The Arbitrator is satisfied that with respect to the procedure which should have been followed, the Company is obviously correct. There is, however, some ambiguity in the situation which Conductor Bangert faced on the evening in question, particularly in light of the fact that the procedure under Bulletin No. 180 was still relatively new. The new system appears to be premised upon a proper checklist, signed by the clerk, being attached to the envelope given to a train’s conductor. There is no indication in the bulletin itself as to how a person might proceed if that checklist was itself missing.

The Union argues that the final paragraph of Bulletin No. 180, using the word "should" is something less than a mandatory direction to the members of a train crew. The Arbitrator cannot accept that argument. Plainly, the phrase "documents should be viewed only after getting on the engines" is clearly limiting, obviously indicating that the documents are not to be reviewed anywhere else, including the General Yard Office.

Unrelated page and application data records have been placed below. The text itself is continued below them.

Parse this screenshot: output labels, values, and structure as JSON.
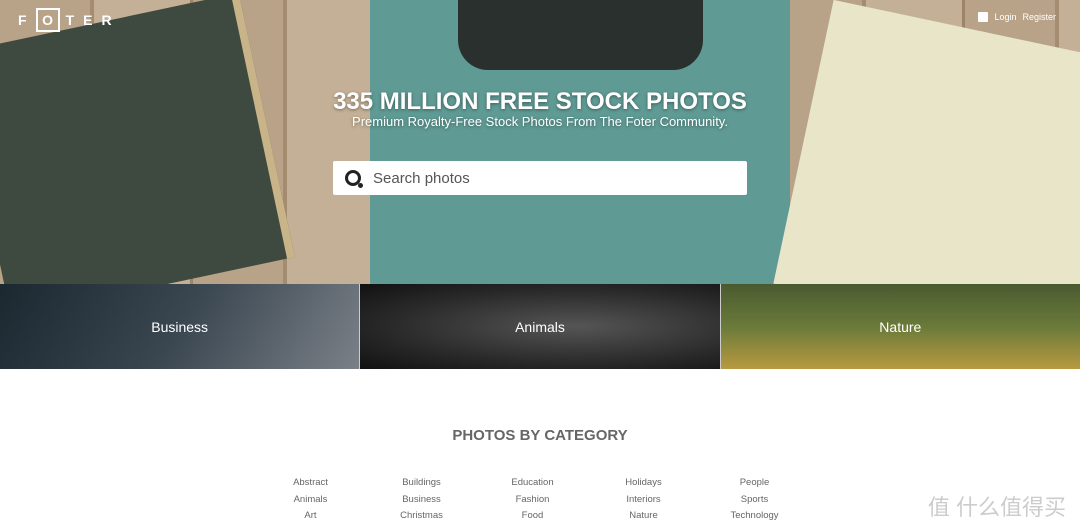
{
  "header": {
    "logo": "FOTER",
    "login": "Login",
    "register": "Register"
  },
  "hero": {
    "title": "335 MILLION FREE STOCK PHOTOS",
    "subtitle": "Premium Royalty-Free Stock Photos From The Foter Community.",
    "search_placeholder": "Search photos"
  },
  "featured": [
    {
      "label": "Business"
    },
    {
      "label": "Animals"
    },
    {
      "label": "Nature"
    }
  ],
  "categories": {
    "title": "PHOTOS BY CATEGORY",
    "items": [
      "Abstract",
      "Buildings",
      "Education",
      "Holidays",
      "People",
      "Animals",
      "Business",
      "Fashion",
      "Interiors",
      "Sports",
      "Art",
      "Christmas",
      "Food",
      "Nature",
      "Technology"
    ]
  },
  "watermark": "值 什么值得买"
}
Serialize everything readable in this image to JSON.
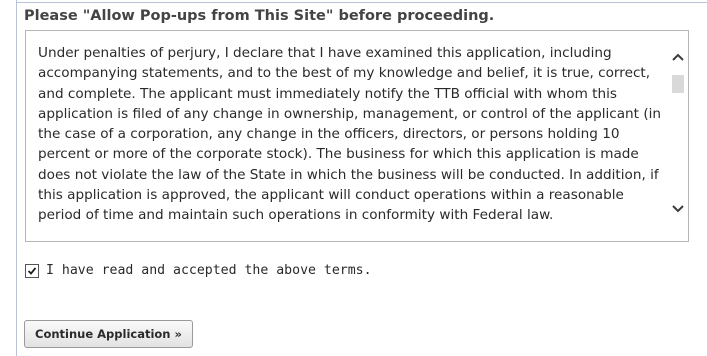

Given the time-sensitive nature of railway operations, the grievor knew, or reasonably should have known, that it was his obligation to comply with the ultimate directive in Bulletin No. 180, and to take the documentation, such as it may have been, directly to the locomotive power before reviewing it for its adequacy.

In the circumstances, however, and in particular in light of the mitigating fact that Bulletin No. 180 was in its earliest stages of implementation, I am satisfied that this is an appropriate case for a substitution of penalty. In my view, given the circumstances, a written reprimand or caution would have been sufficient to bring to the grievor’s attention the necessity of proceeding with dispatch to his locomotive power, and henceforth removing any issue of clarifying or correcting documentation from the confines of the General Yard Office. Such a reprimand would plainly be sufficient to put the grievor on notice that any recurrence of delay similar to that of August 12, 1995 would attract a more serious measure of discipline in the form of demerits.

The grievance is therefore allowed, in part. The Arbitrator directs that the Company remove the ten demerits assessed against Conductor Bangert, and substitute a written reprimand or caution.

April 12, 1997 (signed) MICHEL G. PICHER